Essential reading in our climate's 11th hour: Deep Economy: The Wealth of Communities and the Durable Future.
Deep Economy is the latest book by Bill McKibben, organizer of StepItUp07.org (public demonstrations to tell congress that we need an 80% reduction in carbon by 2050) and author of End of Nature (a book in 1989 that details the problem we face with global warming, an example of true leadership.)
This book begins with the idea that economic growth has ceased making us happy. Since 1950 we have been getting more but we've been getting steadily less happy. At the same we've gotten in our cars more often to drive to increasingly isolated homes. Also, he notes a study that found that the end price of goods very closely matches the total embodied energy within that good, meaning that the idea of an infinitely expanding economy might be myth.

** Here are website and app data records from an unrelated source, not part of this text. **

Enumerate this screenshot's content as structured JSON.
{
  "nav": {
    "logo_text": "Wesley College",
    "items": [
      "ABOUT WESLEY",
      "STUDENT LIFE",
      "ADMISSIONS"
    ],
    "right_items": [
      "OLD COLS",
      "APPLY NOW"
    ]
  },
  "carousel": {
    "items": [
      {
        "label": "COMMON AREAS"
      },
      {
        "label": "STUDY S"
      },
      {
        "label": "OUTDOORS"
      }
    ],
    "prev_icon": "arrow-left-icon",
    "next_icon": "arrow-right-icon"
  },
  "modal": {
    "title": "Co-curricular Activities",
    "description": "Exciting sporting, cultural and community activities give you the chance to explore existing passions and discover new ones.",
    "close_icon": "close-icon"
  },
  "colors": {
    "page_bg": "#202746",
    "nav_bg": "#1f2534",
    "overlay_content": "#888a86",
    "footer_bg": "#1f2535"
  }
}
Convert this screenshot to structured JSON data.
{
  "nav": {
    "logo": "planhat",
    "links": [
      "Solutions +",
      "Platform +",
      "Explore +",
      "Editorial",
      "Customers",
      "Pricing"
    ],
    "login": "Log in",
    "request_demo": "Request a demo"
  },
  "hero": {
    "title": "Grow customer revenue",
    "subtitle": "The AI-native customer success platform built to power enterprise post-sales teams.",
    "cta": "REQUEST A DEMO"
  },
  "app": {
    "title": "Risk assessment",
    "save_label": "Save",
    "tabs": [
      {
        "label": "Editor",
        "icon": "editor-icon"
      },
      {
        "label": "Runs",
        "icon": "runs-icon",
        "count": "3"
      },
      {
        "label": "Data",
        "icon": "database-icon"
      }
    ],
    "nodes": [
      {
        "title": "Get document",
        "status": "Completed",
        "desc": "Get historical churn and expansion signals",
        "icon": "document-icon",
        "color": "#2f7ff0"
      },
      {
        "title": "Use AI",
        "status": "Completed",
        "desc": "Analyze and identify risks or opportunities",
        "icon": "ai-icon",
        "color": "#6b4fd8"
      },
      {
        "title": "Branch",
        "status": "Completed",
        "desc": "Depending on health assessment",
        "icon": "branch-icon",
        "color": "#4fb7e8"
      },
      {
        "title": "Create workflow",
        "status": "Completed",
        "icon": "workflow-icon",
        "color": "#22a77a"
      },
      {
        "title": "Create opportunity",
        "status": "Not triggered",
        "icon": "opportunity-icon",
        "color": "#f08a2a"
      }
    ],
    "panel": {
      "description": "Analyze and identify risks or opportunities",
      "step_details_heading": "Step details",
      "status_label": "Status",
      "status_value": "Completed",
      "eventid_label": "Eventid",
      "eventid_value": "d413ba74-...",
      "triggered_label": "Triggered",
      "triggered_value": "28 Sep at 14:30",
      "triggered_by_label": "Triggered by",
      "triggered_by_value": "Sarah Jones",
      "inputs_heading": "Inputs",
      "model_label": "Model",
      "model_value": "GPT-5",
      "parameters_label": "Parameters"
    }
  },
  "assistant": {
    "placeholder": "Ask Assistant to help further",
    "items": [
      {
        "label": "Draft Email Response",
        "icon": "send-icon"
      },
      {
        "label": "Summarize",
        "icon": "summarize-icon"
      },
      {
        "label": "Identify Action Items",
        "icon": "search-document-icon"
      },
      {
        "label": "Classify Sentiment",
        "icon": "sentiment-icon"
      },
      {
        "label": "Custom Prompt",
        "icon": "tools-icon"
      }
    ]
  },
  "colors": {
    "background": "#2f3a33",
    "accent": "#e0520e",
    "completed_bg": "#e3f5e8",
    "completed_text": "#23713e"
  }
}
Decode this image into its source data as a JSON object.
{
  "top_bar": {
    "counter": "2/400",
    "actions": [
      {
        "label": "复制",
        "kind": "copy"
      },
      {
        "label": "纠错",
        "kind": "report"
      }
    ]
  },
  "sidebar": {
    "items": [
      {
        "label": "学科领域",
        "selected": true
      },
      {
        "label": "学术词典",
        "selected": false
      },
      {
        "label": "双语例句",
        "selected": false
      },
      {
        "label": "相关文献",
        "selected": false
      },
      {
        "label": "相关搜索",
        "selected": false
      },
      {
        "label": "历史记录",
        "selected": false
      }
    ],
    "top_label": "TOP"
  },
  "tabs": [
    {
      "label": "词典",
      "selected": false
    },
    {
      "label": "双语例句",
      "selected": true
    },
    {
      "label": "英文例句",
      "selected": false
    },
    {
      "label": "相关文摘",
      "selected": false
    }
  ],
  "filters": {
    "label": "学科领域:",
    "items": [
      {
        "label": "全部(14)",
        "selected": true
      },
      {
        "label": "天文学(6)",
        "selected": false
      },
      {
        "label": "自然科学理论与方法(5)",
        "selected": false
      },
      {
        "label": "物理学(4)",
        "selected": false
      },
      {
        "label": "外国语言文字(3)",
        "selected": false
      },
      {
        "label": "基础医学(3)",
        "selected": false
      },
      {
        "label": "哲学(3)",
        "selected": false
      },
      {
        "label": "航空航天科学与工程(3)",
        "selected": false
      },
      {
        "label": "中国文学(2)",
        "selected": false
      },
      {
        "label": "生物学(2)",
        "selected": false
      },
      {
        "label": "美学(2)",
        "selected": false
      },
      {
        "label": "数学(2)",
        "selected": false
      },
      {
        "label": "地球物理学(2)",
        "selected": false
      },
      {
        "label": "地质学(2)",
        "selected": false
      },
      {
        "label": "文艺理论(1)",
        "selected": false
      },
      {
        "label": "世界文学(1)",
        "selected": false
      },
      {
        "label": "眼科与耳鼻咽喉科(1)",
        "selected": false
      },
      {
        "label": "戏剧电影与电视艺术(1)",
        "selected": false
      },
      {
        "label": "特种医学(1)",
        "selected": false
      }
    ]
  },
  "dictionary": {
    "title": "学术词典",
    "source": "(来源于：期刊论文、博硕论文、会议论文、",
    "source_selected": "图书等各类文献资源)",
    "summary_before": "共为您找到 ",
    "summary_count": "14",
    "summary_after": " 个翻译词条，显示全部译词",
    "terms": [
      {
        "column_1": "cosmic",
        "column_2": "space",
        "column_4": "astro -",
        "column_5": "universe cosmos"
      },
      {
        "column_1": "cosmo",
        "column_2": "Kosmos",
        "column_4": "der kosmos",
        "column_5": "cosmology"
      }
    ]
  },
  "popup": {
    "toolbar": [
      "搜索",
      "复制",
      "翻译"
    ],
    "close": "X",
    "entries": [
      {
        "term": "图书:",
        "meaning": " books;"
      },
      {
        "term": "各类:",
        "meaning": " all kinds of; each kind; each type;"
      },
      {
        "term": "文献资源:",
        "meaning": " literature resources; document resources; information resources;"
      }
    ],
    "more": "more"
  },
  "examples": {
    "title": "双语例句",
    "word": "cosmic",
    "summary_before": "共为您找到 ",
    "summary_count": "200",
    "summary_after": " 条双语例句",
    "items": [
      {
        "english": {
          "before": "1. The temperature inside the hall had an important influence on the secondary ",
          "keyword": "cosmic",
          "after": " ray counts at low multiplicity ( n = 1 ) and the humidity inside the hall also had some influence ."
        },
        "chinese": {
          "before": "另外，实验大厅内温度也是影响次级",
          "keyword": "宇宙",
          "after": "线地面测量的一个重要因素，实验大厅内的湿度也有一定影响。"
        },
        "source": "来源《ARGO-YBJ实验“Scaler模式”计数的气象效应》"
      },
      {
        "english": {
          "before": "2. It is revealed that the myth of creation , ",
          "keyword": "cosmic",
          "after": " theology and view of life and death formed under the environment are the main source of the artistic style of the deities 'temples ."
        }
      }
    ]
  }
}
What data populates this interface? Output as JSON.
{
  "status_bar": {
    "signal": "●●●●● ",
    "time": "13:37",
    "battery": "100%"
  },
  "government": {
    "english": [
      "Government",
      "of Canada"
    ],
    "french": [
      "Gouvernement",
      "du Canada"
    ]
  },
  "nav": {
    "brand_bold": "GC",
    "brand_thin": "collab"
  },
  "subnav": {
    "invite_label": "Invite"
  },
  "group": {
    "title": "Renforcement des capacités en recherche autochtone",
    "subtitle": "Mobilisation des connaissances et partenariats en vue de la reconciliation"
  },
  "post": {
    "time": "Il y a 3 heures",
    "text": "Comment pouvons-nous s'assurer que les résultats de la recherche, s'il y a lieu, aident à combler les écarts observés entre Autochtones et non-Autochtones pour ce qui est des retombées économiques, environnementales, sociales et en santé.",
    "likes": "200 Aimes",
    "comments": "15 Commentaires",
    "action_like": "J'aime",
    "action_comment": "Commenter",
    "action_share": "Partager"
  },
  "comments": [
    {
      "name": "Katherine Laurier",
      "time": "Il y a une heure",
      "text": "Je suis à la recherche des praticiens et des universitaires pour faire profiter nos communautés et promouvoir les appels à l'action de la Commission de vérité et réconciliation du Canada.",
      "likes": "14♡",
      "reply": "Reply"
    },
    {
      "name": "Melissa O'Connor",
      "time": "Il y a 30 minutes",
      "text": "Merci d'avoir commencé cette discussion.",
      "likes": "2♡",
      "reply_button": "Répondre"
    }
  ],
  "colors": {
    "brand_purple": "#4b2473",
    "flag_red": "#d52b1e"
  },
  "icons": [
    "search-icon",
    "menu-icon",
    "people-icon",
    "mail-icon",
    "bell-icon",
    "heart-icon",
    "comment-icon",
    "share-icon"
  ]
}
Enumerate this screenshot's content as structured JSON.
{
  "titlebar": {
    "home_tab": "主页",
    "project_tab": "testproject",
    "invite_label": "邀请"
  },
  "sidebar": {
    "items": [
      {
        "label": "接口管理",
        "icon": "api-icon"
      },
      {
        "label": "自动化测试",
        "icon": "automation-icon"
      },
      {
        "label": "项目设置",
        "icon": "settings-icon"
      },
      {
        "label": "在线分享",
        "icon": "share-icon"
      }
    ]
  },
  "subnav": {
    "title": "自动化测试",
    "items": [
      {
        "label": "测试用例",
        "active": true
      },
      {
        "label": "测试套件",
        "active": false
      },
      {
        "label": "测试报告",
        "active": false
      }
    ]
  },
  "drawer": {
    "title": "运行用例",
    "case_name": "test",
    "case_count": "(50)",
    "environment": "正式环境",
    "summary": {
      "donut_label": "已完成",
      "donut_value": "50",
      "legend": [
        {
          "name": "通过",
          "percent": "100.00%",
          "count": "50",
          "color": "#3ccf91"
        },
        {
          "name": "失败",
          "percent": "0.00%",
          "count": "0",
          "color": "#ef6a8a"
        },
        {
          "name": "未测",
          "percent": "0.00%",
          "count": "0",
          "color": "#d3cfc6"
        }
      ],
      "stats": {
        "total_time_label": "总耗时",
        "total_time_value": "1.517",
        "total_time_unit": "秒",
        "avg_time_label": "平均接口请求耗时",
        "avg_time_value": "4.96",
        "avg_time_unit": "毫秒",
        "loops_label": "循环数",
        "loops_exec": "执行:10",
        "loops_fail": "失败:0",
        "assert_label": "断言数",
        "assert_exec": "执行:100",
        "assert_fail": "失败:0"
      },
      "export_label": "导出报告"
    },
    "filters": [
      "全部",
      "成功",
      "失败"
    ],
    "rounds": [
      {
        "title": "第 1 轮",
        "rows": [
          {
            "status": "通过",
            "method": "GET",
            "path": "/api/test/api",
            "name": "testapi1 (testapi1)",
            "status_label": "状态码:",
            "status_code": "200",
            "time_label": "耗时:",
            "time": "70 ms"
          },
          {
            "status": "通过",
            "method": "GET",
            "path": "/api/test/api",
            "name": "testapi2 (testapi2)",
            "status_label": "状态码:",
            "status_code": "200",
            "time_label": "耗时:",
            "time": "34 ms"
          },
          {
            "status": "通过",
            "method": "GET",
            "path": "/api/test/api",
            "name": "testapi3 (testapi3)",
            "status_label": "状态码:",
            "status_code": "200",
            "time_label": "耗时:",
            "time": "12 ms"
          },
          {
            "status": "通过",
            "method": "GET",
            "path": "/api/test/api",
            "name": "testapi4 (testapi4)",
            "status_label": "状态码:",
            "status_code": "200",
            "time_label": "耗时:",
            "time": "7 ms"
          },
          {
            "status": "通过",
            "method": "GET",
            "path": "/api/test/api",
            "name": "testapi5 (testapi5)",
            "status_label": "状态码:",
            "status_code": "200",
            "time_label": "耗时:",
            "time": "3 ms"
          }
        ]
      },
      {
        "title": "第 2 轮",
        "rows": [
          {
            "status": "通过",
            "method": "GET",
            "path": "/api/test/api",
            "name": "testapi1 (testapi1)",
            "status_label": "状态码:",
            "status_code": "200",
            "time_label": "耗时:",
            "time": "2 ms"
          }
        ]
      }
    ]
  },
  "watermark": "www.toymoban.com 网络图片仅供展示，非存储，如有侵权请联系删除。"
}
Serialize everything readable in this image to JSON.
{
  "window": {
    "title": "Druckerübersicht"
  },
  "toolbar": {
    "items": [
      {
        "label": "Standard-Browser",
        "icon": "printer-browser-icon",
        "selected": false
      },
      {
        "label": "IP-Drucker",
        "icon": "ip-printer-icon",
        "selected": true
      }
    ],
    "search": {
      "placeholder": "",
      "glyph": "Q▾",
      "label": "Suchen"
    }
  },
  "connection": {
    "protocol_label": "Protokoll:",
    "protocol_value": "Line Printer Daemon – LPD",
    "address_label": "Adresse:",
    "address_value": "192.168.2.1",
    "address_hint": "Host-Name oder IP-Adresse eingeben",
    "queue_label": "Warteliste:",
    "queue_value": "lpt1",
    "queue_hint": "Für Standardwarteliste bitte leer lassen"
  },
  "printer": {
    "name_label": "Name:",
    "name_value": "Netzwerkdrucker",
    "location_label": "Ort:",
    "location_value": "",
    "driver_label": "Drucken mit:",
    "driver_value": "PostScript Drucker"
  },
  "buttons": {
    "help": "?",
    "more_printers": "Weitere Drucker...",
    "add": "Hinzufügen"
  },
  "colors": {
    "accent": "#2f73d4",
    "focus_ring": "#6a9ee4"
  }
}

The second chapter is recount of McKibben's year spent eating only locally produced food in his home of Vermont. This becomes a foil for his trip to Cuba, where trade embargoes created something truly unheard of in modern times: a physical and economic island. This caused them to be default organic and local farmers, and they've proven that local food economies do work.
The third chapter is a meditation on our societies individualism, what he calls hyper-individualism. The example given is when a Wal-Mart comes to a small town, each individual benefits from lower prices on their own goods, but the community suffers greatly. The community loses jobs and wages, and profit gets funneled to corporate accounts instead of staying in the community, while all the other shops close down. Other cultures might deplore this outcome, but not our hyper-individualist one.
The fourth chapter, The Wealth of Communities, makes the argument that local economies and communities don't work well for growth, but they do increase happiness and more equitable income distribution. It also so happens that they dramitcally reduce energy consumption.
The fifth chapter, The Durable Future, talks about what a world with an increasing quality of life for all people would look like. The current growth models for ending poverty won't work, as the world is already buckling under the weight of just one America. This is a synthesis of the entire book into the notion that what is good for the planet will turn out to be better for people's quality of life.
This book is a wonderful read; inspiring and necessary.